and have his virtues proclaimed in his funeral sermon, instead of
his faults, in the report of a council. His gravestone declares
him "An Israelite, indeed, in whom was no guile." He left,
however, a smaller number of church members than were left by Mr.
Tucke. Perhaps Mr. Tucke caught them with guile.
It is greatly to be. regretted that Mr. Haseltine's records are
lost. It is hoped they are in existence, and may yet find their
way to companionship with those of Mr. Tucke in the Historical Library.
A memorial stone marks the site of the first church. The cemetery,
in the rear, is at least one hundred and fifty years old, and contains
many hundred graves. At least two hundred and fifty may be counted
that are marked with only common fieldstones, uninscribed.
The oldest inscribed stone, on which only a few letters are now
traceable, is among the McClary graves, near the south wall, and
is probably that of that the first Andrew McClary. Near by are the
graves of the Sanborns, Eliphalet and others; and near them, those
of Samuel Blake and wife Sarah. He "died Aug. 19, 1801, aged
83 years. One of the first settlers of Epsom." Sarah "died
June 27, 1804, aged 68 years."
Their gravestones, and many others, have pious sentiments and tributes
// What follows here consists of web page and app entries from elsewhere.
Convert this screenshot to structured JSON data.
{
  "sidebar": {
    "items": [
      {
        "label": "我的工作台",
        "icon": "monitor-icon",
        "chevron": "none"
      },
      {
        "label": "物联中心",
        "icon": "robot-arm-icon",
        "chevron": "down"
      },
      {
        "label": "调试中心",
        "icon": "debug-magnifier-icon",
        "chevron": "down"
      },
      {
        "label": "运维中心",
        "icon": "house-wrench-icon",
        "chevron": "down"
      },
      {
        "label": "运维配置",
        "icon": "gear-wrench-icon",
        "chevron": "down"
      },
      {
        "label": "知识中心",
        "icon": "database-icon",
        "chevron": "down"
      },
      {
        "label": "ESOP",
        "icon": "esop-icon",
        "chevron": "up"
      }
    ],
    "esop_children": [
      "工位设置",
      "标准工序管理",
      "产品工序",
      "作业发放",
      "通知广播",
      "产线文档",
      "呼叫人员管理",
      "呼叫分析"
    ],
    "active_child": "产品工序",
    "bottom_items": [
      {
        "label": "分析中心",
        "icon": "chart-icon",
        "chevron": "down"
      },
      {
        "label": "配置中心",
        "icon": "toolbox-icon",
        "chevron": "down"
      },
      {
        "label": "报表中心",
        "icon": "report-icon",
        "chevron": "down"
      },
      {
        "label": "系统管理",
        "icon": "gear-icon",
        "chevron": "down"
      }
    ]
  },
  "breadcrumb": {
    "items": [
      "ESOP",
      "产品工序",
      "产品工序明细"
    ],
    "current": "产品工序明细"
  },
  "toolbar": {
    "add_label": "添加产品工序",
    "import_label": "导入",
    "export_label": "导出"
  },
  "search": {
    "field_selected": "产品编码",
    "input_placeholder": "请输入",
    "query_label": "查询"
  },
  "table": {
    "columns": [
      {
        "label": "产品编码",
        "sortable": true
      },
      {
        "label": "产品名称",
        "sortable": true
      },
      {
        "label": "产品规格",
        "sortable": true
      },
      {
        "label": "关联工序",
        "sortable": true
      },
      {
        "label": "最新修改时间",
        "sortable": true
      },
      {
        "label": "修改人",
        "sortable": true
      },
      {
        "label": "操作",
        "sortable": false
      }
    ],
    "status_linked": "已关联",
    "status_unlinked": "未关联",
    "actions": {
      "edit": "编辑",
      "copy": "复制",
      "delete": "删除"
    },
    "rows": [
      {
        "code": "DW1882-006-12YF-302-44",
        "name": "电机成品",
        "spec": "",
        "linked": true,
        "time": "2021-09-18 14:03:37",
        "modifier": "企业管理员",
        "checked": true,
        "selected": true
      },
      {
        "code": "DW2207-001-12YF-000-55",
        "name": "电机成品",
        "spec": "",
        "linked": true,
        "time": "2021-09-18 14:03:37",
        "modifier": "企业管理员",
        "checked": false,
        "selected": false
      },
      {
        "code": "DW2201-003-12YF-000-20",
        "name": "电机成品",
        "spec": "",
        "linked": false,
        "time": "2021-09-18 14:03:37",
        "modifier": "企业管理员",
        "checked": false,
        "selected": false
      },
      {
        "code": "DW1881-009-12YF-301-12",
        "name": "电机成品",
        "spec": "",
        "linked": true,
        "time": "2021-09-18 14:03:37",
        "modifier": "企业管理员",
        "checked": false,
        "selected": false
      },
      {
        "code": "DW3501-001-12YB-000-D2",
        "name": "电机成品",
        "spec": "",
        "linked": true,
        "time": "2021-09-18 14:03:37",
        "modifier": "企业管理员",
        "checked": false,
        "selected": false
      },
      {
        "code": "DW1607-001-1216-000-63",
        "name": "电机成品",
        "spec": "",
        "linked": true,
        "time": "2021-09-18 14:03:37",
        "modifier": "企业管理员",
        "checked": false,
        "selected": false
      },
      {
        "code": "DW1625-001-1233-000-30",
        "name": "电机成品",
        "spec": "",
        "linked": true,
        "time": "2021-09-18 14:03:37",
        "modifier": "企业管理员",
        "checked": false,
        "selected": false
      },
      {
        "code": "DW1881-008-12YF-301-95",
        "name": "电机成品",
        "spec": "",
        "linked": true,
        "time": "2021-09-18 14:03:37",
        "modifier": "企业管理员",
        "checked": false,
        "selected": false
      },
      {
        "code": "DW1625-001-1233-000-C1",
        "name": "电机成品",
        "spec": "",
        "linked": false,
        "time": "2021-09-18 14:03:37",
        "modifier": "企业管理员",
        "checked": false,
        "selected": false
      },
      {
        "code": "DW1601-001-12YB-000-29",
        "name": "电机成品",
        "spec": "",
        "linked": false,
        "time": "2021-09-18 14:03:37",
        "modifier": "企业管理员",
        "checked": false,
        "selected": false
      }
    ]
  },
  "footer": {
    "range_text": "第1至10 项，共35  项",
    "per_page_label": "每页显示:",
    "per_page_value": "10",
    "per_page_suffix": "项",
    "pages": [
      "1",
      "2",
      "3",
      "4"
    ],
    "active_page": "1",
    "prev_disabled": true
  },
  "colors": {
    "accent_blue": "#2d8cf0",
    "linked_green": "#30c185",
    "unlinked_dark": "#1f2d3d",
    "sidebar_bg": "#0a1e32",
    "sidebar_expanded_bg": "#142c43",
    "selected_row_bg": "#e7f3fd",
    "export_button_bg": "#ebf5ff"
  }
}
of affection, in prose and verse. That of Col. Daniel Cilley (1768-1842),
has the following interesting profession of faith: "He died
in the full belief of the universal salvation of all mankind.''
Among the Locke graves we find a rough stone lettered as follows:
"E. L. B. P. 10, 1730. D. M. 7, 1798"; and at the left
of it another, lettered "E. L. J. B. M. 5, 1761. D. F. 7, 1771."
These are supposed to be the graves of Ephraim Locke and a son,
Among the Bickford graves is a rough stone, with letters now only
partly legible. We can trace the letters "M.B.B. ... D .."
This is evidently the grave of Widow Mercy Bickford, who died at
great age in April, 1824. The uninscribed grave beside it is doubtless
that of her husband, Samuel Bickford, who died in April or May 1773.
These were probably the earliest settlers that now have descendants
in town bearing the family name. One of them is the venerable Benjamin
Bickford, who has lately passed his ninetieth birthday.
* II Timothy 2:1. 'o Thou therefore, my son, be strong in
the grace that is in Christ Jesus."
* As regards slavery In Epsom the census of 1767 found no slaves
there.That of 1773 found two.